Staff Columnist

Iowa City defies Legislature, sets up 'swift and vigorous legal challenges'

The Pentacrest on the campus of the University of Iowa including the Old Capitol Building (center), Macbride Hall (top left), Jessup Hall (bottom left), Schaeffer Hall (top right), and MacLean Hall (bottom right) in an aerial photograph in Iowa City on Monday, Sep. 17, 2018. (Stephen Mally/The Gazette)
The Pentacrest on the campus of the University of Iowa including the Old Capitol Building (center), Macbride Hall (top left), Jessup Hall (bottom left), Schaeffer Hall (top right), and MacLean Hall (bottom right) in an aerial photograph in Iowa City on Monday, Sep. 17, 2018. (Stephen Mally/The Gazette)

The Iowa City Council has been bombarded for the past month with public input about its onerous rental property restrictions.

Council members probably hoped this week’s vote — final approval of a 10-month moratorium on new rental permits in certain districts — would offer some relief. To the contrary, their latest move invites new legal and political challenges. This issue is not going away.

Last year, the city imposed a rental permit cap in neighborhoods with a high portion of renters. It was sold to the public with some nebulous verbiage about “neighborhood stability.”

The Iowa Legislature, however, identified that policy as an infringement on the rights of renters and property owners. Lawmakers passed a law banning municipal rental permit caps.

The city’s new moratorium is a response to that law. For the next 10 months, the city will not issue new rental permits in areas most desirable to renters. City staff will use that time to develop a new regulatory regime that mitigates the many problems renters like me supposedly create.

ARTICLE CONTINUES BELOW ADVERTISEMENT

However, the Greater Iowa City Apartment Association is vowing to file “swift and vigorous legal challenges” against the moratorium.

The association’s lawyer argues the city is defying state law. She noted in a letter to council that not everyone in Iowa City is subject to the rental permit moratorium — it’s only people who own property in districts previously subject to the rental permit cap.

Indeed, the preamble to the moratorium ordinance repeats the 30-percent rental occupancy figure from the rental cap policy that has been outlawed by the state. However, City Attorney Eleanor Dilkes argued at a meeting this month a moratorium is different from a cap.

As the legal process plays out, the political reaction against the City Council may be even swifter.

The rental policy debate has created a peculiar political alliance.
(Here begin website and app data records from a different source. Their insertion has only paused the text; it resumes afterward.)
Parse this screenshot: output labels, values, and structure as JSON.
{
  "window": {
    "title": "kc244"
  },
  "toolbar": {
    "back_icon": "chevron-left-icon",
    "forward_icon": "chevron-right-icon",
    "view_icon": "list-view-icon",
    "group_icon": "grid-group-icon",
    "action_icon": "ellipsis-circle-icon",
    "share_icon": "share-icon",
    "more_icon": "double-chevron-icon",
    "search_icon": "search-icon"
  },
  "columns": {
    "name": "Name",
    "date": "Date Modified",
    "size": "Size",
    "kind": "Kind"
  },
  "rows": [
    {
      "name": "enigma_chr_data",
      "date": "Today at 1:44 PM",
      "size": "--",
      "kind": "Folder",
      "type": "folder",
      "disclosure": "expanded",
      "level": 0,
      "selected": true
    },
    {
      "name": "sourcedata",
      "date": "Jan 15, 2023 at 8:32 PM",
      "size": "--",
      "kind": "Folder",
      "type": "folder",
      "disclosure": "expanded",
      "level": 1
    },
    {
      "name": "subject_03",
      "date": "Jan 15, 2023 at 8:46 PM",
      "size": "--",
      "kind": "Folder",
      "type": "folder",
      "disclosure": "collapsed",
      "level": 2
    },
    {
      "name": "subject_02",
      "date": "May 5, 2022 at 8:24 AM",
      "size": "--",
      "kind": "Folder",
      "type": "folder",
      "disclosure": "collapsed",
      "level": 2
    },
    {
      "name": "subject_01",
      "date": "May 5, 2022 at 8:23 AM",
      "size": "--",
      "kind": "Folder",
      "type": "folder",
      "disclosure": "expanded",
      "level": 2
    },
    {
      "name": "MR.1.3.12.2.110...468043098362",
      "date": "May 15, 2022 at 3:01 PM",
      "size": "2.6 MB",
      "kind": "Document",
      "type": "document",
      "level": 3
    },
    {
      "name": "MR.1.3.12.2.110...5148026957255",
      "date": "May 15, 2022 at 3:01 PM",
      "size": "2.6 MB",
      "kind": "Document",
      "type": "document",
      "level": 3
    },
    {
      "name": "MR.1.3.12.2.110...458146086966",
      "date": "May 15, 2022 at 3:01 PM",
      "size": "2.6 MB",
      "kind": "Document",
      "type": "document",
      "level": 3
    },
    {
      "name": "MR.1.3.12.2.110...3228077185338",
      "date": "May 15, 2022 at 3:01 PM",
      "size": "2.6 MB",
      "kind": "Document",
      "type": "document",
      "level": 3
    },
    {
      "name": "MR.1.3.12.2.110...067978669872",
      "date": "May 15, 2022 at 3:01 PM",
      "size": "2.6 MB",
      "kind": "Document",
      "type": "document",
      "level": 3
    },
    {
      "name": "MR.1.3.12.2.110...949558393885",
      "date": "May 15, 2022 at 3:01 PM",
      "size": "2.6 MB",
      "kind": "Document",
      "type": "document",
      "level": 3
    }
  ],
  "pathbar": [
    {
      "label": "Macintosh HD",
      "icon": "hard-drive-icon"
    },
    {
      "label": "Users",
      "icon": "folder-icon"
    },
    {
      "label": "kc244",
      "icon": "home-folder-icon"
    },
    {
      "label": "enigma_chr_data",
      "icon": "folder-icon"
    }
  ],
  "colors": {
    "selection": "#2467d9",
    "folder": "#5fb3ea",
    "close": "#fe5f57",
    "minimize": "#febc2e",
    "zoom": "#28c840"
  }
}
The University of Iowa’s staunchly liberal student population and the reliably pro-business real estate community, natural enemies in many situations, both oppose the city’s overbearing restrictions.

The union representing UI graduate students, known as COGS, and the statewide Landlords of Iowa association both sent letters to the City Council this month, delivering strikingly similar critiques of the rental moratorium.

The graduate students complained that the city’s new ordinance will make it more difficult for young academics to find affordable homes near campus.

“Students at the University of Iowa are not a series of problems to ‘solve,’ they are community members just like you and deserve all the rights afforded to other residents of the city,” leaders wrote.

Pete McRoberts, Landlords of Iowa’s executive director, drew from the city’s own wording to demonstrate why the rental restrictions clearly make renters feel unwelcome in the community. The ordinance identifies several purported impacts of rental housing, including “blight” and “risk to public peace and order.”

ARTICLE CONTINUES BELOW ADVERTISEMENT

“One doesn’t have to infer motive or judgment here, because it is explicit. This proposal literally tells people who rent homes, ‘Don’t come here. You are the cause of our problems,’” McRoberts wrote.

• Comments: (319) 339-3156; adam.sullivan@thegazette.com

Give us feedback

We value your trust and work hard to provide fair, accurate coverage. If you have found an error or omission in our reporting, tell us here.

Or if you have a story idea we should look into? Tell us here.

Give us feedback

We value your trust and work hard to provide fair, accurate coverage. If you have found an error or omission in our reporting, tell us here.

Or if you have a story idea we should look into? Tell us here.